I share a lot.  I love to banter and toss ideas around like a ball.  I tell my own children, "Ideas are my sport."

Yet, there's a difference between banter and substantial share, and there's a difference between substantial share meaning the size or number of shares and sharing of substance referring to the meaning and value of a share.

In my blog share, I've been writing for many audiences including myself (to cheer myself on for challenging work), my clients (families and students), my evaluators (leaders), my PLN, and every other learner out there that might profit from my error, idea, or insight.

Similarly I read and listen to the ideas and discussion of many, a diverse online and offline audience. Frankly I'm interested in the weave of ideas that permeate our world today--and I'm even more interested in those ideas that have potential for better lives and a better world.  I do believe we have work to do, and there's lots of potential for moving things forward in positive ways.  This notion has been born from my own life, a life that has profited from positive growth and change due to the efforts of many.

Recently an error that I've made is that I have felt that I had to import all of my ideas and research into my work.  Recently I tried to snowplow a big idea into a system that wasn't ready for the change.  I didn't sneak the idea in, instead I publicly and transparently researched, planned, collaborated and began the idea only to find that the idea was unwelcome and worse, criticized and scrutinized with strength forcing me to eat a huge slice of humble pie as well as to rethink my professional work and effort.
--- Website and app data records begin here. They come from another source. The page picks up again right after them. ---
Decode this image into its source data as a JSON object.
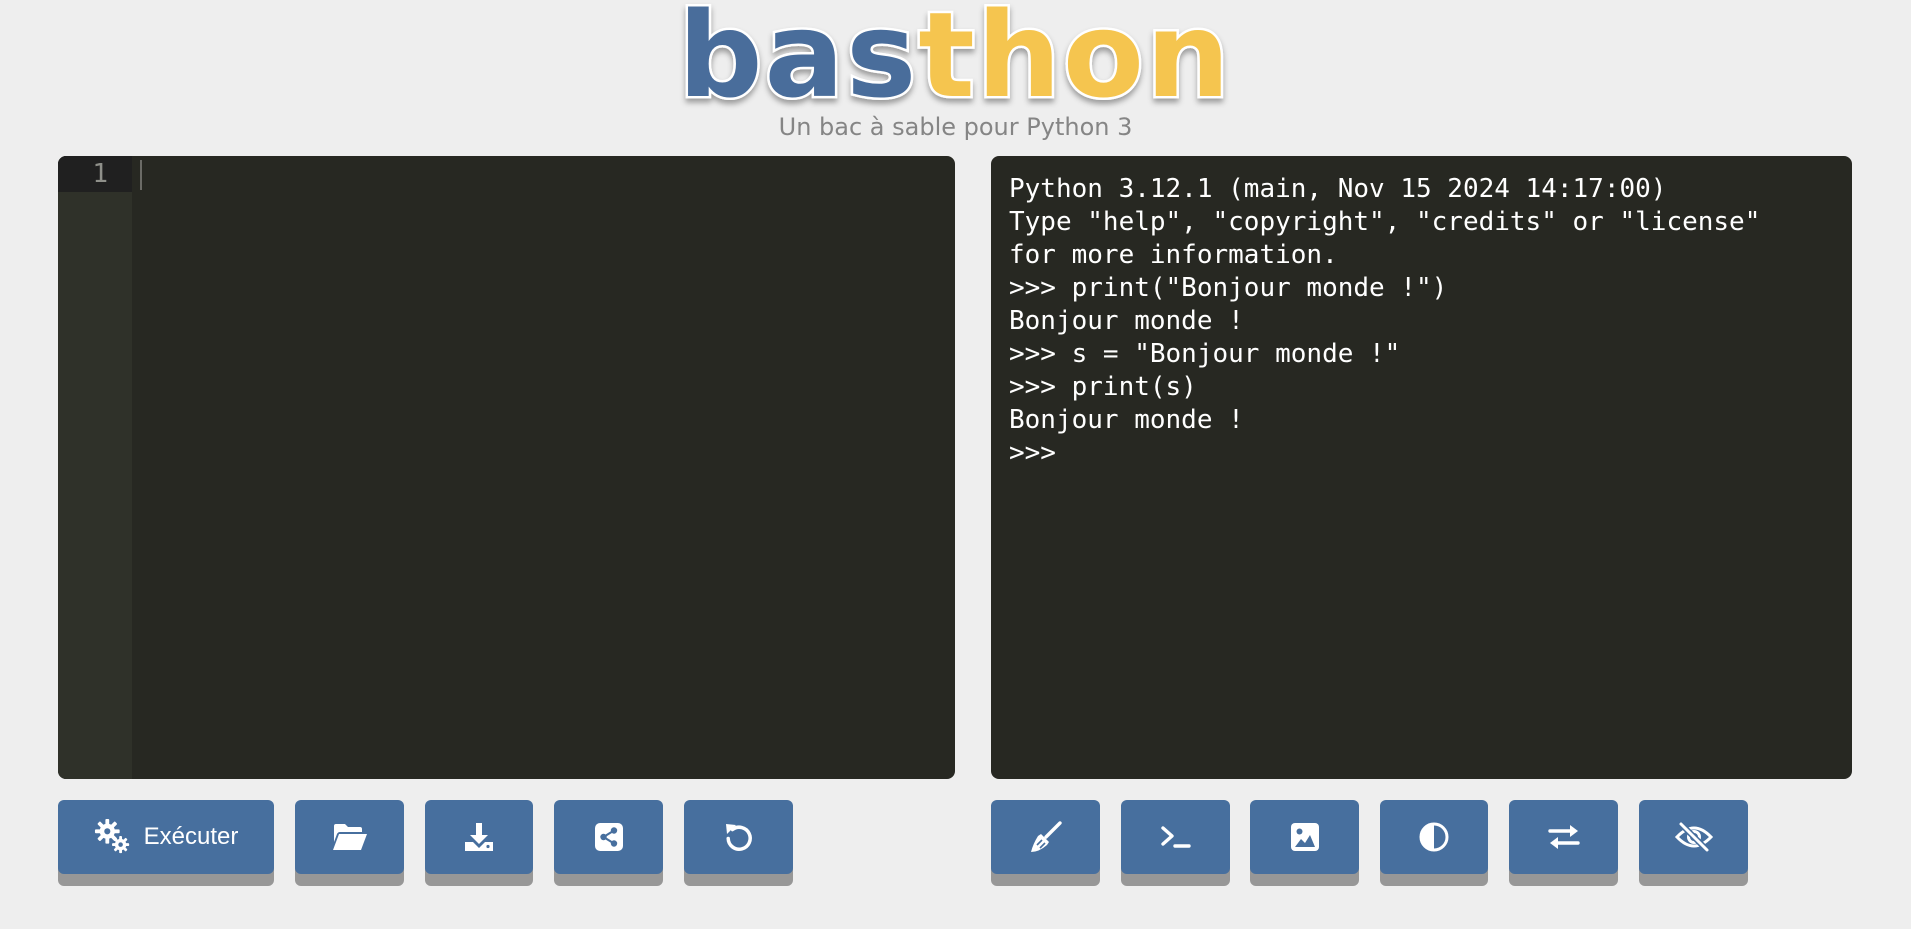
{
  "header": {
    "logo_text": "basthon",
    "subtitle": "Un bac à sable pour Python 3"
  },
  "editor": {
    "line_numbers": [
      "1"
    ]
  },
  "console": {
    "lines": [
      "Python 3.12.1 (main, Nov 15 2024 14:17:00)",
      "Type \"help\", \"copyright\", \"credits\" or \"license\"",
      "for more information.",
      ">>> print(\"Bonjour monde !\")",
      "Bonjour monde !",
      ">>> s = \"Bonjour monde !\"",
      ">>> print(s)",
      "Bonjour monde !",
      ">>> "
    ]
  },
  "toolbar_left": {
    "run_label": "Exécuter"
  },
  "icons": {
    "run": "gears-icon",
    "open": "folder-open-icon",
    "download": "download-icon",
    "share": "share-icon",
    "reset": "undo-icon",
    "clear": "broom-icon",
    "shell": "terminal-icon",
    "graphics": "image-icon",
    "theme": "contrast-icon",
    "swap": "swap-icon",
    "hide": "eye-slash-icon"
  },
  "colors": {
    "background": "#eeeeee",
    "panel": "#272822",
    "button": "#476f9e",
    "logo_blue": "#4a6d9b",
    "logo_yellow": "#f5c54f"
  }
}
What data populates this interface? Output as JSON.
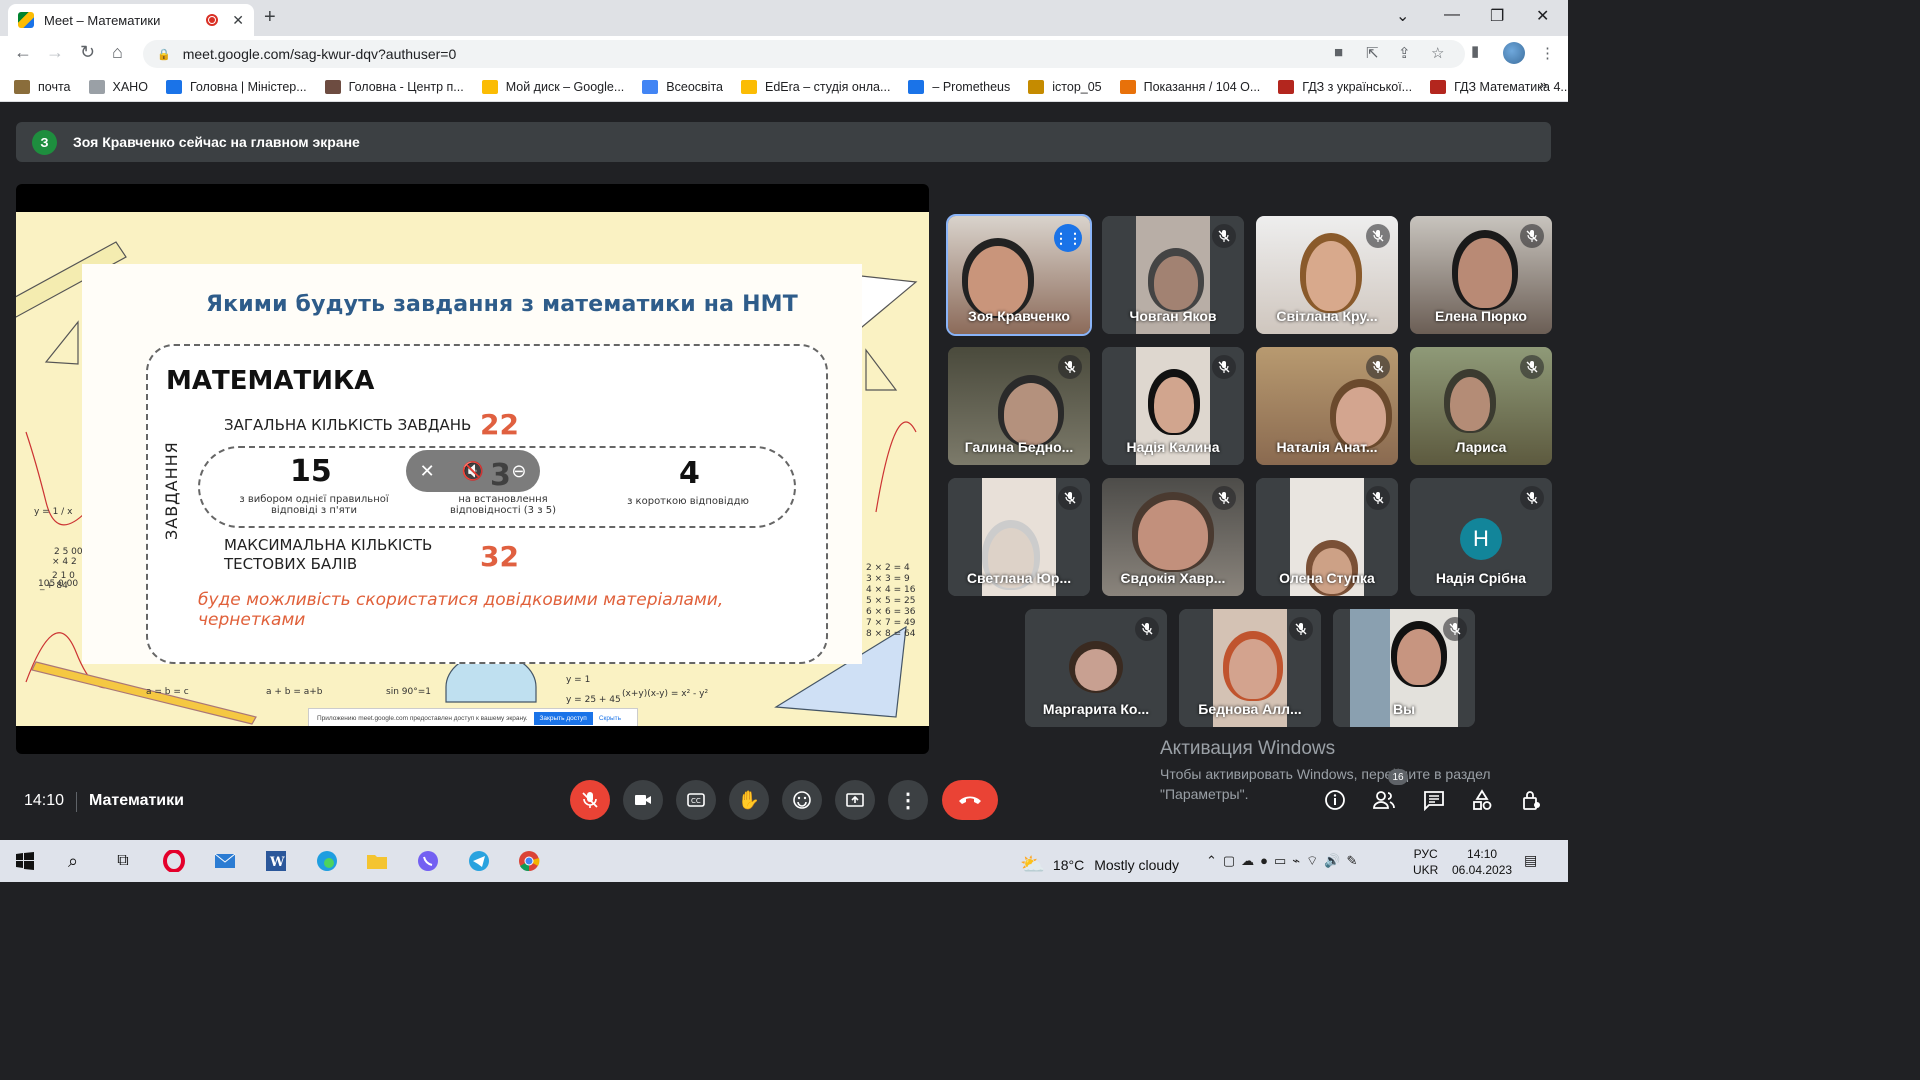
{
  "browser": {
    "tab_title": "Meet – Математики",
    "new_tab": "+",
    "url": "meet.google.com/sag-kwur-dqv?authuser=0",
    "bookmarks": [
      {
        "label": "почта",
        "color": "#8a6d3b"
      },
      {
        "label": "ХАНО",
        "color": "#9aa0a6"
      },
      {
        "label": "Головна | Міністер...",
        "color": "#1a73e8"
      },
      {
        "label": "Головна - Центр п...",
        "color": "#6d4c41"
      },
      {
        "label": "Мой диск – Google...",
        "color": "#fbbc04"
      },
      {
        "label": "Всеосвіта",
        "color": "#4285f4"
      },
      {
        "label": "EdEra – студія онла...",
        "color": "#fbbc04"
      },
      {
        "label": "– Prometheus",
        "color": "#1a73e8"
      },
      {
        "label": "істор_05",
        "color": "#c58b00"
      },
      {
        "label": "Показання / 104 О...",
        "color": "#e8710a"
      },
      {
        "label": "ГДЗ з української...",
        "color": "#b3261e"
      },
      {
        "label": "ГДЗ Математика 4...",
        "color": "#b3261e"
      }
    ],
    "more": "»"
  },
  "meet": {
    "banner_initial": "З",
    "banner_text": "Зоя Кравченко сейчас на главном экране",
    "slide": {
      "title": "Якими будуть завдання з математики на НМТ",
      "heading": "МАТЕМАТИКА",
      "total_label": "ЗАГАЛЬНА КІЛЬКІСТЬ ЗАВДАНЬ",
      "total_value": "22",
      "vertical_label": "ЗАВДАННЯ",
      "item1_value": "15",
      "item1_text": "з вибором однієї правильної відповіді з п'яти",
      "item2_value": "3",
      "item2_text": "на встановлення відповідності (3 з 5)",
      "item3_value": "4",
      "item3_text": "з короткою відповіддю",
      "max_label": "МАКСИМАЛЬНА КІЛЬКІСТЬ ТЕСТОВИХ БАЛІВ",
      "max_value": "32",
      "note": "буде можливість скористатися довідковими матеріалами, чернетками"
    },
    "share_bar": {
      "text": "Приложению meet.google.com предоставлен доступ к вашему экрану.",
      "stop": "Закрыть доступ",
      "hide": "Скрыть"
    },
    "participants": [
      {
        "name": "Зоя Кравченко",
        "speaking": true
      },
      {
        "name": "Човган Яков"
      },
      {
        "name": "Світлана Кру..."
      },
      {
        "name": "Елена Пюрко"
      },
      {
        "name": "Галина Бедно..."
      },
      {
        "name": "Надія Калина"
      },
      {
        "name": "Наталія Анат..."
      },
      {
        "name": "Лариса"
      },
      {
        "name": "Светлана Юр..."
      },
      {
        "name": "Євдокія Хавр..."
      },
      {
        "name": "Олена Ступка"
      },
      {
        "name": "Надія Срібна",
        "initial": "Н"
      },
      {
        "name": "Маргарита Ко..."
      },
      {
        "name": "Беднова Алл..."
      },
      {
        "name": "Вы"
      }
    ],
    "activation_title": "Активация Windows",
    "activation_text": "Чтобы активировать Windows, перейдите в раздел \"Параметры\".",
    "time": "14:10",
    "meeting_name": "Математики",
    "participant_count": "16",
    "accent_red": "#ea4335",
    "accent_blue": "#1a73e8"
  },
  "taskbar": {
    "weather_temp": "18°C",
    "weather_desc": "Mostly cloudy",
    "lang_top": "РУС",
    "lang_bottom": "UKR",
    "clock_time": "14:10",
    "clock_date": "06.04.2023"
  }
}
Now I realize that one can research, write about, and play with big ideas without having to embed all of those ideas into current work.  Current work and big ideas can be separate at times, and your work doesn't always have to reflect all of your research and current ideas. "Practice what you preach" is a motto with integrity, but the reality is you may work in places that are not ready for the weave of your "practice" with your "preach."

This revelation, probably surprising to some, brings me a great deal of freedom for now I know that my thinking, ideas, and research can take up one thread of life while my current work can travel another thread.  When possible I'll mesh the two, but when impossible I'll write about one, and practice another until time allows the change.

This brings me a sense of direction and peace.  In class, I'll innovate, embed, and practice the new and old ideas that are welcome including reading, writing, and math workshop and social studies/science unit exploration.  And in my writing, I'll continue to research and share ideas related to optimal learning environments, pedagogy, experiences, and tools.  This is a juncture where the river divides for a time, and in a sense I am traveling both streams, and that's okay.  Our day-to-day practice, work, and living may not always match our future dreams, research, and vision.  One brings the daily sustenance while the other serves as the light that leads us forward.

Thanks to my PLN near and far for sharing this important positive step in my teaching and learning life. As always, your thoughts are welcome.